Hypothyroid is the term used to describe an underactive thyroid, meaning it does not properly generate hormones (primarily T3 and T4) or release thyroid hormones into the body. It is estimated that about 4.6 percent of the United States population ages 12 and older struggle with hypothyroidism.
A few common symptoms of hypothyroid include:
- Weight gain or increased difficulty losing weight
- Coarse, dry hair
- Dry, rough pale skin
- Hair loss
- Cold intolerance (you can’t tolerate cold temperatures like those around you)
- Muscle cramps and frequent muscle aches
- Memory loss
- Abnormal menstrual cycles
- Decreased libido
Hypothyroid can be caused by various reasons. For years, the thought in the medical field was that low thyroid was caused primarily by iodine deficiency, so they supplemented iodine in salt and other foods to prevent the major types of deficiencies. If it was just that easy to correct hypothyroid disorders by giving iodine, we would have fixed the vast majority of the problems out there. But here’s the real cause for almost 90% of the patients that are dealing with low thyroid … it’s your immune system that is attacking it’s own thyroid gland! For all of these people that have Hashimoto’s disease, it’s not a thyroid disease, it is an autoimmune disease that is attacking the thyroid gland. What does that mean for treatment and outcome of people’s symptoms? Unless the immune system that is going haywire is addressed, no amount of thyroid hormone replacement is going to fix the problem. The true underlying cause of the malfunction of the system has to be addressed.

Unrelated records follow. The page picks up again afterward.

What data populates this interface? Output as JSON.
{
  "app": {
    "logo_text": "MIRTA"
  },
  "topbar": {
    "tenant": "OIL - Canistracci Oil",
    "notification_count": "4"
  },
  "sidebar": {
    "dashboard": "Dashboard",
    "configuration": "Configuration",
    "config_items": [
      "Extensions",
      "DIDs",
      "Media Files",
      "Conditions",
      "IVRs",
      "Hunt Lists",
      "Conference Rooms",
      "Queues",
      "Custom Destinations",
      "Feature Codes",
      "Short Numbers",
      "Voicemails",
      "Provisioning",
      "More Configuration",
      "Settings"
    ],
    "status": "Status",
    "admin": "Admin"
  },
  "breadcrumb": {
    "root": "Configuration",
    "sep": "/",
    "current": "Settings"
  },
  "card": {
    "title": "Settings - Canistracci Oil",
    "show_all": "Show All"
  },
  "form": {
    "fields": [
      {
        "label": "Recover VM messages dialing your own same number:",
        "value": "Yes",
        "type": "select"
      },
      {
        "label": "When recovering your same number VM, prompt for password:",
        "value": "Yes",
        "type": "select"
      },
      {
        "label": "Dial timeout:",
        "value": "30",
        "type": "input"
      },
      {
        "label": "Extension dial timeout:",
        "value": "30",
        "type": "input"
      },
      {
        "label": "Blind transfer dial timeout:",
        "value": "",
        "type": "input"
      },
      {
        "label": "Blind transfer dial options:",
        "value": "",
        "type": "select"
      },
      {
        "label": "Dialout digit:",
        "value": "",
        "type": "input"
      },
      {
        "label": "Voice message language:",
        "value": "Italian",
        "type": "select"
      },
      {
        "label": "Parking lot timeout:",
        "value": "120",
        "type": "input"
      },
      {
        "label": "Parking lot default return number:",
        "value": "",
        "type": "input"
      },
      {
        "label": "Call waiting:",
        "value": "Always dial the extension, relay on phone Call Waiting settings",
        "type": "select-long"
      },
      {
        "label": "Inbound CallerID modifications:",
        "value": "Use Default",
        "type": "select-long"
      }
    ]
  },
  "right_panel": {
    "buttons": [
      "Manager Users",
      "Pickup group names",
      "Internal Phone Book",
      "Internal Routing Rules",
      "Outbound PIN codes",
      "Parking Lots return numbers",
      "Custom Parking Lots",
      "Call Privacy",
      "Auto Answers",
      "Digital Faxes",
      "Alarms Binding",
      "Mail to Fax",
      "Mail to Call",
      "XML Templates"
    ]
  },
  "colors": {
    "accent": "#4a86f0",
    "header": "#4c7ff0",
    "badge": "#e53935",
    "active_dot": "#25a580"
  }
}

In contrast to hypothyroid, hyperthyroid is the term used to describe an overactive thyroid, meaning you are producing too many thyroid hormones. Approximately 1.2 percent of people in the United States have hyperthyroidism and women are 2 to 10 times more likely to experience hyperthyroid than men.
A few common symptoms of hyperthyroid are:
- Fatigue or muscle weakness
- Hand tremors
- Mood swings
- Nervousness or anxiety
- Rapid heartbeat
- Heart palpitations or irregular heartbeat
- Skin dryness
- Trouble sleeping
- Weight loss
- Increased frequency of bowel movements
- Light periods or skipping periods.
There are a number of causes of hyperthyroid, one being an autoimmune condition called Graves’ disease, where the body produces an antibody that causes the thyroid gland to produce an excess amount of thyroid hormone. It can also be caused by a goiter or lumps/nodules in the gland that can cause an overproduction of hormones. Inflammation of the thyroid gland, or thyroiditis, which is a result of a dysfunction of the immune system, can also cause hyperthyroidism. Lastly, diet can cause an imbalance in the thyroid, primarily due to an overconsumption of iodine in the form of foods or supplements or medications containing iodine.